(RECORD EXCERPTS Opens)
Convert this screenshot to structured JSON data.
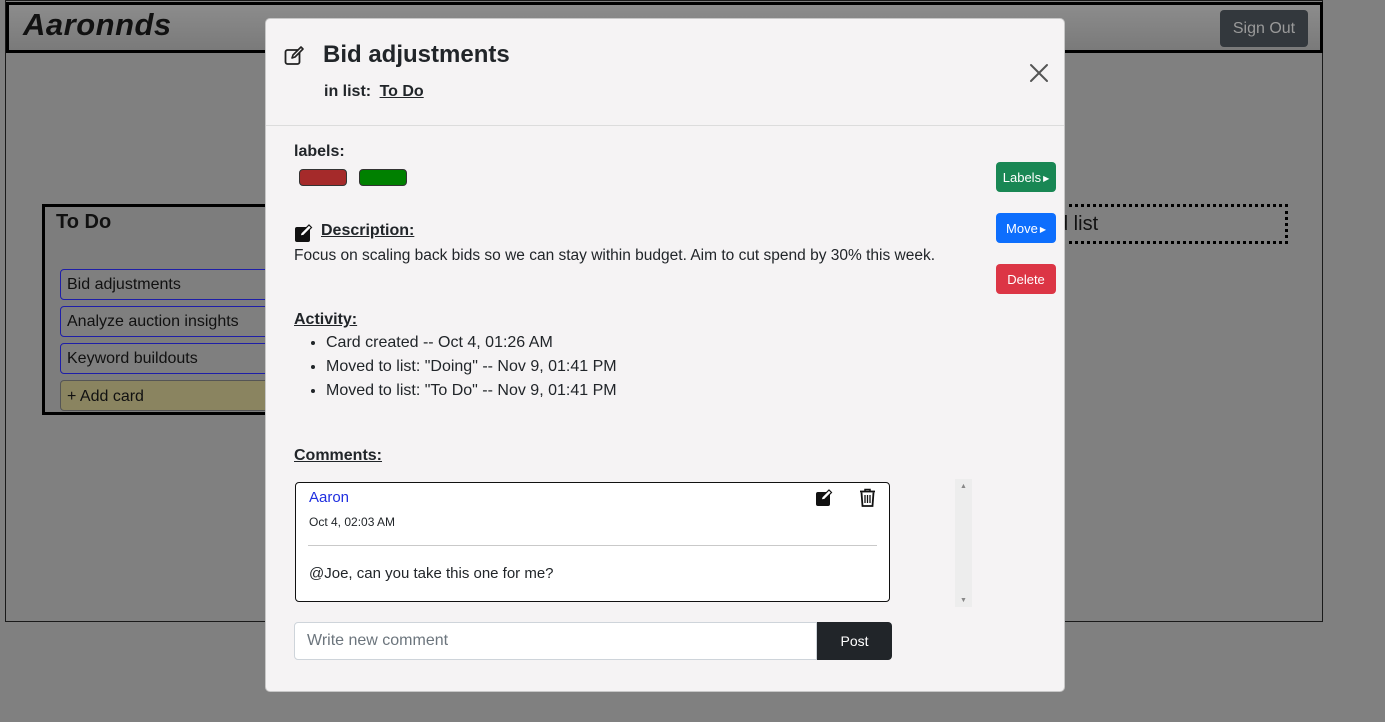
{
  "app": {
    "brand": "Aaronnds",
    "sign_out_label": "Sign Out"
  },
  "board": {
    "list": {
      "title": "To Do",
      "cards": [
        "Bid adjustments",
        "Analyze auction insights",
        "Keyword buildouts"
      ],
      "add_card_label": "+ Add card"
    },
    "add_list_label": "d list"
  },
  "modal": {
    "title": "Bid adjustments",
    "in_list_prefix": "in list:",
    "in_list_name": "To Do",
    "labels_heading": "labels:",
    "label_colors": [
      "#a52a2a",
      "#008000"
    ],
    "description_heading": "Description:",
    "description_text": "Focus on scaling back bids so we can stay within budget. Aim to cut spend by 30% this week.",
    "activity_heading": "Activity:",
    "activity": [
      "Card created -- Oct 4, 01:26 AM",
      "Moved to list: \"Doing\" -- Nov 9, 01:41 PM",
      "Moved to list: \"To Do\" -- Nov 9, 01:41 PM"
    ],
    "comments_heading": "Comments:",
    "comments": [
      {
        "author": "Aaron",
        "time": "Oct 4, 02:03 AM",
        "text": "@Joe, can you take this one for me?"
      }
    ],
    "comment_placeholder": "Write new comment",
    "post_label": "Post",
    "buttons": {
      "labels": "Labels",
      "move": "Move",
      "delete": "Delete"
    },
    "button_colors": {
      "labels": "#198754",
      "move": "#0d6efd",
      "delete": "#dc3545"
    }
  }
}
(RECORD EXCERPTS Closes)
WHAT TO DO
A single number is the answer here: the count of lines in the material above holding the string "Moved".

RESPONSE TO THE EXERCISE
2